Let’s say that you want to put chaos engineering into practice in a learning platform that offers free and paid courses. The system runs in a cloud environment where you can automate much of the operations to manage it. Based on these assumptions, let’s start thinking about one of these systems’ most important features: availability. People using the system expect that the platform will be available when they’re studying something—this is the “steady state.” What could happen that might put the system’s availability at risk? Well, as Werner Vogels of Amazon says, “everything fails all the time.” You should expect that a server might be down all of a sudden.
So the hypothesis should be something like, “When a server goes down, the system’s availability shouldn’t be affected.” This could mean that the load balancer can retry a call to a healthy server in front of the system. Or the system doesn’t depend on sticky sessions. But the details here are not important, only the hypothesis.
Vary Real-World Events
In this example, the system is running in a cloud provider. In Amazon Web Services, for instance, you could have configured an auto-scaling group that takes care of reprovisioning a server in case of a failure. And you could have integrated a load balancer that distributes the load only to healthy servers. However, you might need to implement a retry policy within your services if the system is still redirecting users to an unhealthy server (perhaps the failure has just happened).
What I’ve described is something that could really happen, and it’s not just a risk. Therefore, you could start varying these types of events to see how the system behaves. Also, you’re trying to test the hypothesis you built previously. One way of putting this into practice is to start terminating servers in the cloud provider. You can then observe how the system behaves when a failure happens. The auto-scaling group and load balancer combo will automatically make your system available, but will your users notice a failure? Perhaps, but you won’t know. The best way to find out is to run the experiment.
Minimize the Blast Radius
Once you have the hypothesis in place and know how you’ll vary real-world events, the next step is to minimize the blast radius. You’re running an experiment; you don’t want to cause so much damage that the system can’t recover from it. So, when you’re designing and running your experiment, make sure you always have a way to minimize the blast radius. For instance, in a system that has free and paid users, you could start running experiments for the free-tier users. This will immediately require you to modify the architecture to use a premium infrastructure for paid users and a cheaper, less available architecture for your free users. This may not be something you expected to have in place if you didn’t run a chaotic experiment like the one I described.
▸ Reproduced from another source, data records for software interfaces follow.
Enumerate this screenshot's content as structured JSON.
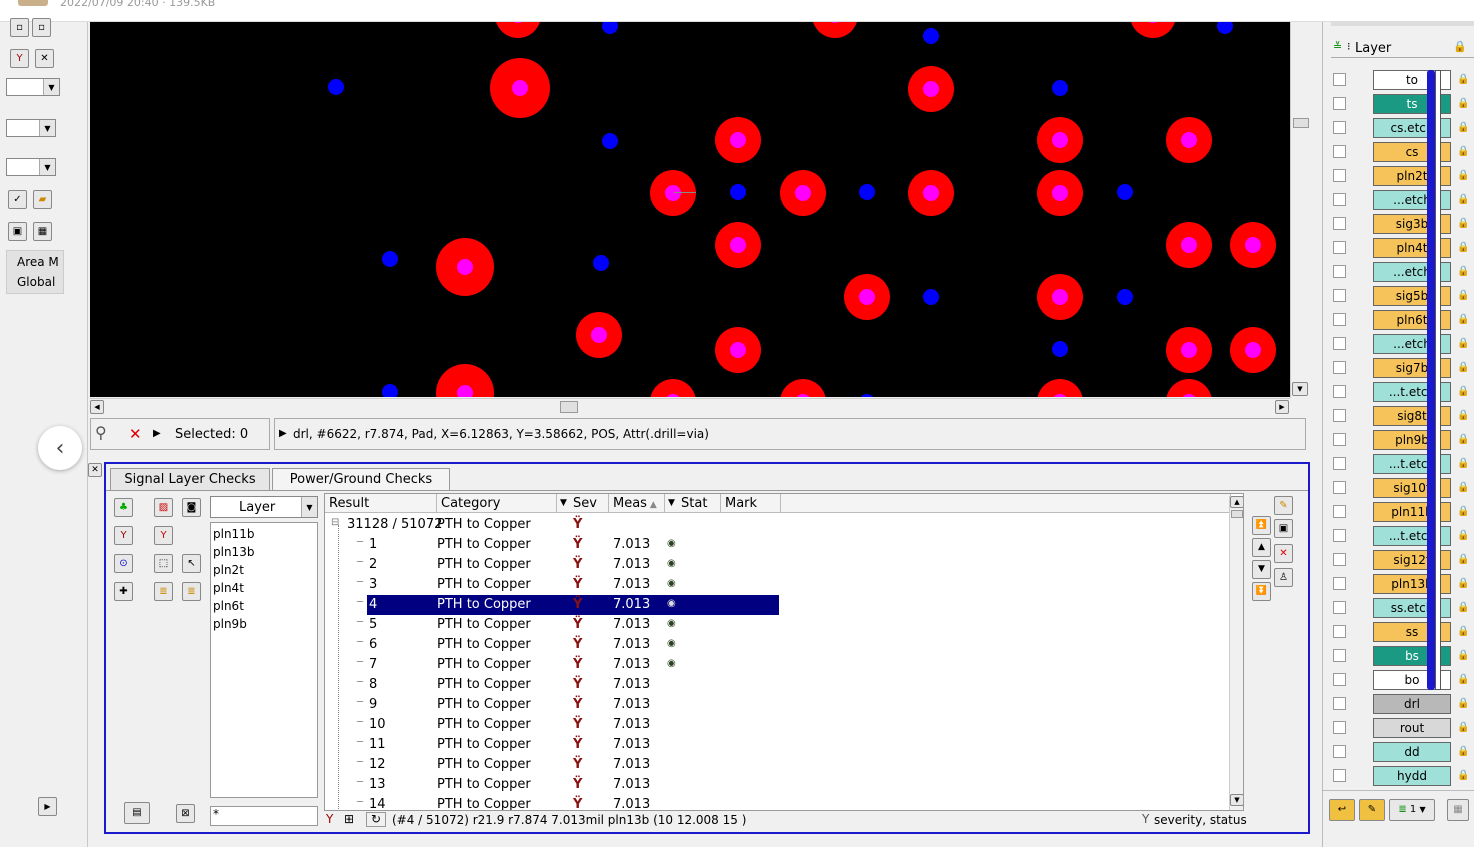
{
  "topbar": {
    "date_text": "2022/07/09 20:40 · 139.5KB"
  },
  "left_panel": {
    "area_label": "Area M",
    "global_label": "Global"
  },
  "status": {
    "selected_text": "Selected: 0",
    "info_text": "drl, #6622, r7.874, Pad, X=6.12863, Y=3.58662, POS, Attr(.drill=via)"
  },
  "checks": {
    "tabs": [
      {
        "label": "Signal Layer Checks",
        "active": false
      },
      {
        "label": "Power/Ground Checks",
        "active": true
      }
    ],
    "layer_combo": "Layer",
    "layers": [
      "pln11b",
      "pln13b",
      "pln2t",
      "pln4t",
      "pln6t",
      "pln9b"
    ],
    "filter_text": "*",
    "columns": [
      "Result",
      "Category",
      "Sev",
      "Meas",
      "Stat",
      "Mark"
    ],
    "group": {
      "result": "31128 / 51072",
      "category": "PTH to Copper"
    },
    "rows": [
      {
        "result": "1",
        "category": "PTH to Copper",
        "meas": "7.013",
        "stat": true
      },
      {
        "result": "2",
        "category": "PTH to Copper",
        "meas": "7.013",
        "stat": true
      },
      {
        "result": "3",
        "category": "PTH to Copper",
        "meas": "7.013",
        "stat": true
      },
      {
        "result": "4",
        "category": "PTH to Copper",
        "meas": "7.013",
        "stat": true,
        "selected": true
      },
      {
        "result": "5",
        "category": "PTH to Copper",
        "meas": "7.013",
        "stat": true
      },
      {
        "result": "6",
        "category": "PTH to Copper",
        "meas": "7.013",
        "stat": true
      },
      {
        "result": "7",
        "category": "PTH to Copper",
        "meas": "7.013",
        "stat": true
      },
      {
        "result": "8",
        "category": "PTH to Copper",
        "meas": "7.013",
        "stat": false
      },
      {
        "result": "9",
        "category": "PTH to Copper",
        "meas": "7.013",
        "stat": false
      },
      {
        "result": "10",
        "category": "PTH to Copper",
        "meas": "7.013",
        "stat": false
      },
      {
        "result": "11",
        "category": "PTH to Copper",
        "meas": "7.013",
        "stat": false
      },
      {
        "result": "12",
        "category": "PTH to Copper",
        "meas": "7.013",
        "stat": false
      },
      {
        "result": "13",
        "category": "PTH to Copper",
        "meas": "7.013",
        "stat": false
      },
      {
        "result": "14",
        "category": "PTH to Copper",
        "meas": "7.013",
        "stat": false
      }
    ],
    "footer_text": "(#4 / 51072)  r21.9 r7.874  7.013mil  pln13b  (10 12.008 15 )",
    "footer_sort": "severity, status"
  },
  "layer_panel": {
    "header": "Layer",
    "layers": [
      {
        "name": "to",
        "color": "#ffffff"
      },
      {
        "name": "ts",
        "color": "#1a9a82"
      },
      {
        "name": "cs.etch",
        "color": "#9fe0d8"
      },
      {
        "name": "cs",
        "color": "#f5c35a"
      },
      {
        "name": "pln2t",
        "color": "#f5c35a"
      },
      {
        "name": "...etch",
        "color": "#9fe0d8"
      },
      {
        "name": "sig3b",
        "color": "#f5c35a"
      },
      {
        "name": "pln4t",
        "color": "#f5c35a"
      },
      {
        "name": "...etch",
        "color": "#9fe0d8"
      },
      {
        "name": "sig5b",
        "color": "#f5c35a"
      },
      {
        "name": "pln6t",
        "color": "#f5c35a"
      },
      {
        "name": "...etch",
        "color": "#9fe0d8"
      },
      {
        "name": "sig7b",
        "color": "#f5c35a"
      },
      {
        "name": "...t.etch",
        "color": "#9fe0d8"
      },
      {
        "name": "sig8t",
        "color": "#f5c35a"
      },
      {
        "name": "pln9b",
        "color": "#f5c35a"
      },
      {
        "name": "...t.etch",
        "color": "#9fe0d8"
      },
      {
        "name": "sig10t",
        "color": "#f5c35a"
      },
      {
        "name": "pln11b",
        "color": "#f5c35a"
      },
      {
        "name": "...t.etch",
        "color": "#9fe0d8"
      },
      {
        "name": "sig12t",
        "color": "#f5c35a"
      },
      {
        "name": "pln13b",
        "color": "#f5c35a"
      },
      {
        "name": "ss.etch",
        "color": "#9fe0d8"
      },
      {
        "name": "ss",
        "color": "#f5c35a"
      },
      {
        "name": "bs",
        "color": "#1a9a82"
      },
      {
        "name": "bo",
        "color": "#ffffff"
      },
      {
        "name": "drl",
        "color": "#b8b8b8"
      },
      {
        "name": "rout",
        "color": "#d8d8d8"
      },
      {
        "name": "dd",
        "color": "#9fe0d8"
      },
      {
        "name": "hydd",
        "color": "#9fe0d8"
      }
    ],
    "footer_count": "1"
  },
  "colors": {
    "accent": "#1a1acc",
    "selection": "#000080",
    "pad": "#ff0000",
    "via": "#0000ff",
    "hole": "#ff00ff"
  }
}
Putting a discipline like chaos engineering into practice varies from system to system. As the system complexity grows, you might have to look at different places and different ways of injecting chaos. What surprises me the most is that you always find new behaviors in the system. These are often behaviors that you weren’t expecting to observe when you run chaotic experiments in your systems. You’ll always have failures in systems, so it’s better to prepare in advance and run experiments continuously because systems are not static. They’re always changing and evolving.
Read part 1 of this blog series, Chaos Engineering: What It Is and Isn’t.